You may have to open your current remote and wire its ‘open’ switch to the gate opener’s contacts, if you don’t have that wired button.
You then carry that gate opener remote on your car.
There’s a good chance it isn’t on the same frequency so when you press its button, it ‘presses’ the button of the garage door opener or the wired button.
Your wife can just use the remote she uses now.
Hey, maybe we should market this idea, if this ends up being a real problem! Call it the garageDoorRepeater!
Garage door openers operate between 300MHz and 400MHz. But their protocols do vary by manufacturer and model.
Perhaps a new garage door opener is the answer.
the guy is so cheap, he needs to post on CarTalk. I had this problem with a house we were watching-the owner had messed with the tuning coil. Spent $20 for a battery from dealer which of course didn’t solve the problem-ended up paying $70 for a new unit.

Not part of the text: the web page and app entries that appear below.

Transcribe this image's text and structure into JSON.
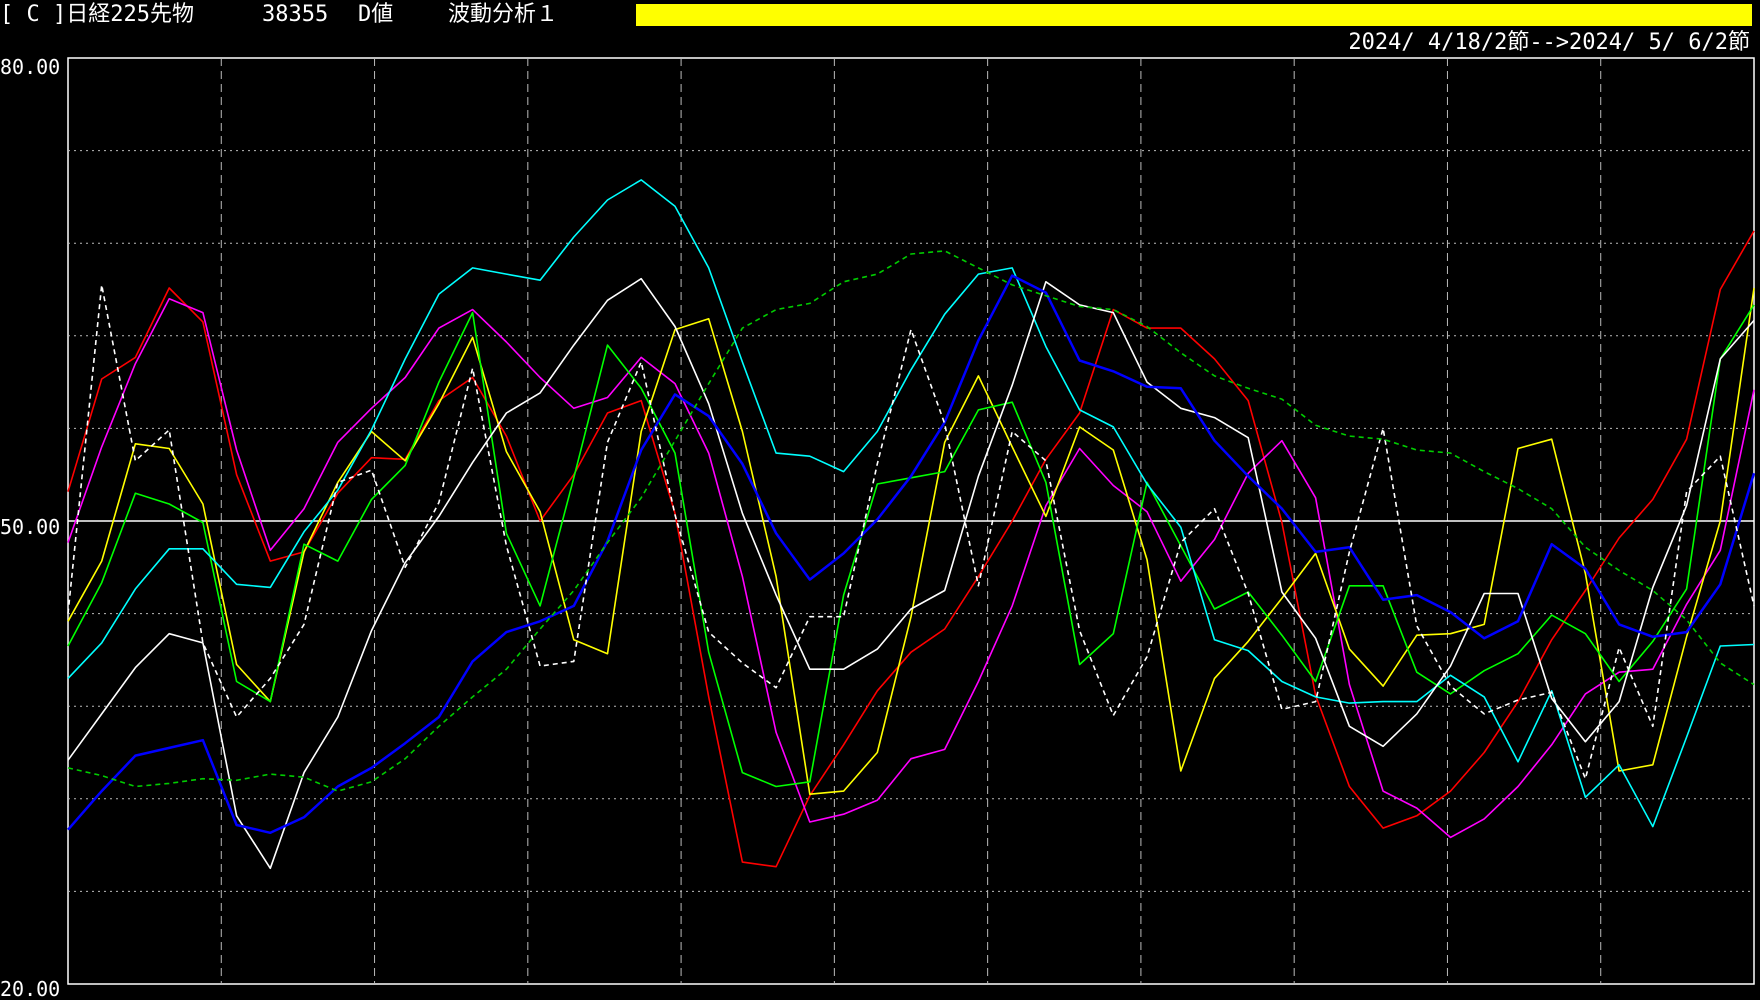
{
  "header": {
    "code": "[ C ]日経225先物",
    "price": "38355",
    "dval_label": "D値",
    "analysis_label": "波動分析１",
    "range": "2024/ 4/18/2節-->2024/ 5/ 6/2節",
    "bar_color": "#ffff00"
  },
  "chart_data": {
    "type": "line",
    "title": "",
    "xlabel": "",
    "ylabel": "",
    "ylim": [
      20,
      80
    ],
    "yticks": [
      "80.00",
      "50.00",
      "20.00"
    ],
    "grid": true,
    "reference_line": 50,
    "x": [
      0,
      1,
      2,
      3,
      4,
      5,
      6,
      7,
      8,
      9,
      10,
      11,
      12,
      13,
      14,
      15,
      16,
      17,
      18,
      19,
      20,
      21,
      22,
      23,
      24,
      25,
      26,
      27,
      28,
      29,
      30,
      31,
      32,
      33,
      34,
      35,
      36,
      37,
      38,
      39,
      40,
      41,
      42,
      43,
      44,
      45,
      46,
      47,
      48,
      49,
      50
    ],
    "series": [
      {
        "color": "#ff0000",
        "style": "solid",
        "values": [
          51.9,
          59.2,
          60.6,
          65.1,
          62.9,
          53.0,
          47.4,
          48.0,
          51.8,
          54.1,
          54.0,
          57.8,
          59.3,
          55.5,
          50.0,
          53.0,
          57.0,
          57.8,
          50.5,
          38.6,
          27.9,
          27.6,
          32.2,
          35.5,
          39.0,
          41.5,
          43.0,
          46.4,
          50.0,
          54.0,
          57.0,
          63.7,
          62.5,
          62.5,
          60.5,
          57.8,
          49.9,
          38.7,
          32.8,
          30.1,
          30.9,
          32.5,
          35.0,
          38.3,
          42.3,
          45.5,
          48.9,
          51.4,
          55.3,
          65.0,
          68.8
        ]
      },
      {
        "color": "#ff00ff",
        "style": "solid",
        "values": [
          48.6,
          54.8,
          60.2,
          64.4,
          63.5,
          54.6,
          48.1,
          50.8,
          55.1,
          57.3,
          59.3,
          62.5,
          63.7,
          61.6,
          59.3,
          57.3,
          58.0,
          60.6,
          58.9,
          54.4,
          46.4,
          36.3,
          30.5,
          31.0,
          31.9,
          34.6,
          35.2,
          39.6,
          44.5,
          51.0,
          54.7,
          52.3,
          50.6,
          46.1,
          48.8,
          53.1,
          55.2,
          51.5,
          39.4,
          32.5,
          31.4,
          29.5,
          30.7,
          32.8,
          35.5,
          38.8,
          40.2,
          40.4,
          44.6,
          48.1,
          58.5
        ]
      },
      {
        "color": "#ffff00",
        "style": "solid",
        "values": [
          43.5,
          47.4,
          55.0,
          54.7,
          51.1,
          40.7,
          38.3,
          48.0,
          52.5,
          55.8,
          53.9,
          57.6,
          61.9,
          54.5,
          50.6,
          42.3,
          41.4,
          55.8,
          62.4,
          63.1,
          55.8,
          46.4,
          32.3,
          32.5,
          35.0,
          43.8,
          55.1,
          59.4,
          54.8,
          50.3,
          56.1,
          54.6,
          47.5,
          33.8,
          39.8,
          42.2,
          45.0,
          47.9,
          41.7,
          39.3,
          42.6,
          42.7,
          43.3,
          54.7,
          55.3,
          46.6,
          33.8,
          34.2,
          42.5,
          50.0,
          65.1
        ]
      },
      {
        "color": "#00ff00",
        "style": "solid",
        "values": [
          41.9,
          46.0,
          51.8,
          51.1,
          49.9,
          39.6,
          38.3,
          48.5,
          47.4,
          51.4,
          53.6,
          59.0,
          63.5,
          49.2,
          44.5,
          52.8,
          61.4,
          58.6,
          54.4,
          41.5,
          33.7,
          32.8,
          33.1,
          45.2,
          52.4,
          52.8,
          53.2,
          57.2,
          57.7,
          52.5,
          40.7,
          42.7,
          52.5,
          48.4,
          44.3,
          45.4,
          42.6,
          39.6,
          45.8,
          45.8,
          40.2,
          38.8,
          40.3,
          41.4,
          43.9,
          42.7,
          39.6,
          42.2,
          45.6,
          60.5,
          64.0
        ]
      },
      {
        "color": "#00ffff",
        "style": "solid",
        "values": [
          39.8,
          42.1,
          45.6,
          48.2,
          48.2,
          45.9,
          45.7,
          49.3,
          52.0,
          55.9,
          60.5,
          64.7,
          66.4,
          66.0,
          65.6,
          68.4,
          70.8,
          72.1,
          70.4,
          66.4,
          60.3,
          54.4,
          54.2,
          53.2,
          55.8,
          59.8,
          63.4,
          66.0,
          66.4,
          61.3,
          57.2,
          56.1,
          52.4,
          49.6,
          42.3,
          41.6,
          39.6,
          38.6,
          38.2,
          38.3,
          38.3,
          40.0,
          38.6,
          34.4,
          39.0,
          32.1,
          34.2,
          30.2,
          36.0,
          41.9,
          42.0
        ]
      },
      {
        "color": "#ffffff",
        "style": "solid",
        "values": [
          34.5,
          37.5,
          40.5,
          42.7,
          42.1,
          30.9,
          27.5,
          33.7,
          37.3,
          42.9,
          47.3,
          50.3,
          53.8,
          57.0,
          58.3,
          61.4,
          64.3,
          65.7,
          62.6,
          57.6,
          50.5,
          45.2,
          40.4,
          40.4,
          41.7,
          44.3,
          45.5,
          52.9,
          58.8,
          65.5,
          64.0,
          63.5,
          59.0,
          57.3,
          56.7,
          55.4,
          45.4,
          42.4,
          36.7,
          35.4,
          37.5,
          40.6,
          45.3,
          45.3,
          38.5,
          35.7,
          38.3,
          45.7,
          51.0,
          60.5,
          63.0
        ]
      },
      {
        "color": "#0000ff",
        "style": "solid",
        "values": [
          30.0,
          32.5,
          34.8,
          35.3,
          35.8,
          30.3,
          29.8,
          30.8,
          32.8,
          34.0,
          35.6,
          37.3,
          40.9,
          42.8,
          43.5,
          44.5,
          48.7,
          54.6,
          58.2,
          56.8,
          53.7,
          49.2,
          46.2,
          47.9,
          50.1,
          52.9,
          56.4,
          61.7,
          65.9,
          64.8,
          60.4,
          59.7,
          58.7,
          58.6,
          55.2,
          52.9,
          50.8,
          48.0,
          48.3,
          44.9,
          45.2,
          44.1,
          42.4,
          43.5,
          48.5,
          46.9,
          43.3,
          42.5,
          42.8,
          45.9,
          53.1
        ]
      },
      {
        "color": "#ffffff",
        "style": "dashed",
        "values": [
          44.0,
          65.3,
          53.9,
          55.9,
          42.1,
          37.3,
          39.8,
          43.3,
          52.5,
          53.3,
          47.0,
          51.2,
          59.9,
          48.4,
          40.6,
          40.9,
          55.1,
          60.3,
          50.4,
          42.8,
          40.8,
          39.2,
          43.8,
          43.8,
          53.7,
          62.4,
          56.3,
          45.8,
          55.8,
          53.9,
          42.9,
          37.4,
          41.2,
          48.6,
          50.8,
          45.3,
          37.8,
          38.3,
          48.0,
          56.0,
          43.2,
          39.3,
          37.5,
          38.4,
          38.9,
          33.3,
          41.8,
          36.7,
          51.9,
          54.2,
          44.5
        ]
      },
      {
        "color": "#00cc00",
        "style": "dashed",
        "values": [
          34.0,
          33.5,
          32.8,
          33.0,
          33.3,
          33.2,
          33.6,
          33.4,
          32.5,
          33.1,
          34.6,
          36.7,
          38.6,
          40.4,
          43.0,
          45.5,
          48.6,
          51.5,
          55.2,
          58.9,
          62.5,
          63.7,
          64.1,
          65.5,
          66.0,
          67.3,
          67.5,
          66.4,
          65.3,
          64.6,
          63.9,
          63.7,
          62.6,
          60.9,
          59.4,
          58.6,
          57.9,
          56.2,
          55.5,
          55.3,
          54.6,
          54.4,
          53.2,
          52.1,
          50.8,
          48.3,
          46.8,
          45.5,
          43.6,
          40.8,
          39.4
        ]
      }
    ]
  }
}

Personally, I like my supposition that he’s being bugged.
“Personally, I like my supposition that he’s being bugged.”
Triedaq claims that many of us have had chips imbedded while we were asleep so maybe that’s it. Works for the wife because she doesn’t have a chip yet. Maybe the wives are the ones behind this so they know where we are and can program our thoughts too. Where do ya get that spectrum analyzer?
From ‘spectrumAnalyzers_R_us’ their number is…
…can’t talk right now; my wife walked in. She is pressing a button on some sort of remote and I now have this sudden urge to rub her feet…
Essentially all the receiver for the remote does is complete a circuit or “connect two wires together” briefly to trigger the opener when it receives a properly coded signal from the remote.
So instead of turning this into a major project, you can just ‘add on’ another receiver/remote pair that might work better. You can continue to use the existing system as well.
Here is a receiver/remote combo that I use with the ancient Genie garage door openers I have. It’s tiny and has two channels. The range isn’t spectacular, but plenty adequate, and it works well. It also works fine with the integrated universal remote built into my 2006 Chrysler vehicle, that ‘learns’ garage door remotes.
I actually had one of these for tinkering before purchasing my home. I had patched it into the door buzzer for the apartment I used to live in so I could key the remote and it would buzz me in the front door of the building.
FYI, the receiver part of the combo below simply plugs into an electrical outlet. You won’t need a project box, power supply, or anything fancy. Just select the security code you want to use, connect two wires, plug it in, and good to go.